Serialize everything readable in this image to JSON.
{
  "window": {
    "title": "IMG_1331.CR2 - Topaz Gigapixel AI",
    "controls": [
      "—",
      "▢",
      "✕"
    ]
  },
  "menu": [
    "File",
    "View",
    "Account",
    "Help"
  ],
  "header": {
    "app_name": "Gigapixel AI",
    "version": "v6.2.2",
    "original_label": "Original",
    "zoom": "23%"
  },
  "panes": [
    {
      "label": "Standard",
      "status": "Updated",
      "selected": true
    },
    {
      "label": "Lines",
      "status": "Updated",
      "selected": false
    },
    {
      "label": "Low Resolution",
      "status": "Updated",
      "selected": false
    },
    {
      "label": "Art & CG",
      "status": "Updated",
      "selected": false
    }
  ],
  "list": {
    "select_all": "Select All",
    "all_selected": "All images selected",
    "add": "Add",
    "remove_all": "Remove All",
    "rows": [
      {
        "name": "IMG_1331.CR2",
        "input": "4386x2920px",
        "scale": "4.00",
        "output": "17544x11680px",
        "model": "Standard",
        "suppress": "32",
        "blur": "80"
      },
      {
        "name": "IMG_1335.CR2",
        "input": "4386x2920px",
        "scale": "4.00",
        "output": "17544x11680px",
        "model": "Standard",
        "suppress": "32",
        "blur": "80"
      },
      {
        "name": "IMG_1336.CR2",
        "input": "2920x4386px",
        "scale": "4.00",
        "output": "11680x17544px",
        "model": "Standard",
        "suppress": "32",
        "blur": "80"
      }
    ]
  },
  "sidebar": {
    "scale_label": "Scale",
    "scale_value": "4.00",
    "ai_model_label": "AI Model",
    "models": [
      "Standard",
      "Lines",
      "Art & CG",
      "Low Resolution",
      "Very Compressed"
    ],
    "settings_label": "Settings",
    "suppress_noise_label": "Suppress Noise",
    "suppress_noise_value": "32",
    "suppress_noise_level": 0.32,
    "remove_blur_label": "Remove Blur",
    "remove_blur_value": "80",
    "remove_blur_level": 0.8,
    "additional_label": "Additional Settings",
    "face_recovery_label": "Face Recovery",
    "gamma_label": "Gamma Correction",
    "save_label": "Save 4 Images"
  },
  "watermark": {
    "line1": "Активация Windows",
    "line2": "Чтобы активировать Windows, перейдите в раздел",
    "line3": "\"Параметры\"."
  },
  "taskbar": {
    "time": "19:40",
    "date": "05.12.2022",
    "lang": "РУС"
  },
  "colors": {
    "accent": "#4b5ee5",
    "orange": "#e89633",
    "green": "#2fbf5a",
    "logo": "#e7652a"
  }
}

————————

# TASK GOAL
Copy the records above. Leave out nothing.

# THE COMPLETED TASK
Serialize everything readable in this image to JSON.
{
  "window": {
    "title": "IMG_1331.CR2 - Topaz Gigapixel AI",
    "controls": [
      "—",
      "▢",
      "✕"
    ]
  },
  "menu": [
    "File",
    "View",
    "Account",
    "Help"
  ],
  "header": {
    "app_name": "Gigapixel AI",
    "version": "v6.2.2",
    "original_label": "Original",
    "zoom": "23%"
  },
  "panes": [
    {
      "label": "Standard",
      "status": "Updated",
      "selected": true
    },
    {
      "label": "Lines",
      "status": "Updated",
      "selected": false
    },
    {
      "label": "Low Resolution",
      "status": "Updated",
      "selected": false
    },
    {
      "label": "Art & CG",
      "status": "Updated",
      "selected": false
    }
  ],
  "list": {
    "select_all": "Select All",
    "all_selected": "All images selected",
    "add": "Add",
    "remove_all": "Remove All",
    "rows": [
      {
        "name": "IMG_1331.CR2",
        "input": "4386x2920px",
        "scale": "4.00",
        "output": "17544x11680px",
        "model": "Standard",
        "suppress": "32",
        "blur": "80"
      },
      {
        "name": "IMG_1335.CR2",
        "input": "4386x2920px",
        "scale": "4.00",
        "output": "17544x11680px",
        "model": "Standard",
        "suppress": "32",
        "blur": "80"
      },
      {
        "name": "IMG_1336.CR2",
        "input": "2920x4386px",
        "scale": "4.00",
        "output": "11680x17544px",
        "model": "Standard",
        "suppress": "32",
        "blur": "80"
      }
    ]
  },
  "sidebar": {
    "scale_label": "Scale",
    "scale_value": "4.00",
    "ai_model_label": "AI Model",
    "models": [
      "Standard",
      "Lines",
      "Art & CG",
      "Low Resolution",
      "Very Compressed"
    ],
    "settings_label": "Settings",
    "suppress_noise_label": "Suppress Noise",
    "suppress_noise_value": "32",
    "suppress_noise_level": 0.32,
    "remove_blur_label": "Remove Blur",
    "remove_blur_value": "80",
    "remove_blur_level": 0.8,
    "additional_label": "Additional Settings",
    "face_recovery_label": "Face Recovery",
    "gamma_label": "Gamma Correction",
    "save_label": "Save 4 Images"
  },
  "watermark": {
    "line1": "Активация Windows",
    "line2": "Чтобы активировать Windows, перейдите в раздел",
    "line3": "\"Параметры\"."
  },
  "taskbar": {
    "time": "19:40",
    "date": "05.12.2022",
    "lang": "РУС"
  },
  "colors": {
    "accent": "#4b5ee5",
    "orange": "#e89633",
    "green": "#2fbf5a",
    "logo": "#e7652a"
  }
}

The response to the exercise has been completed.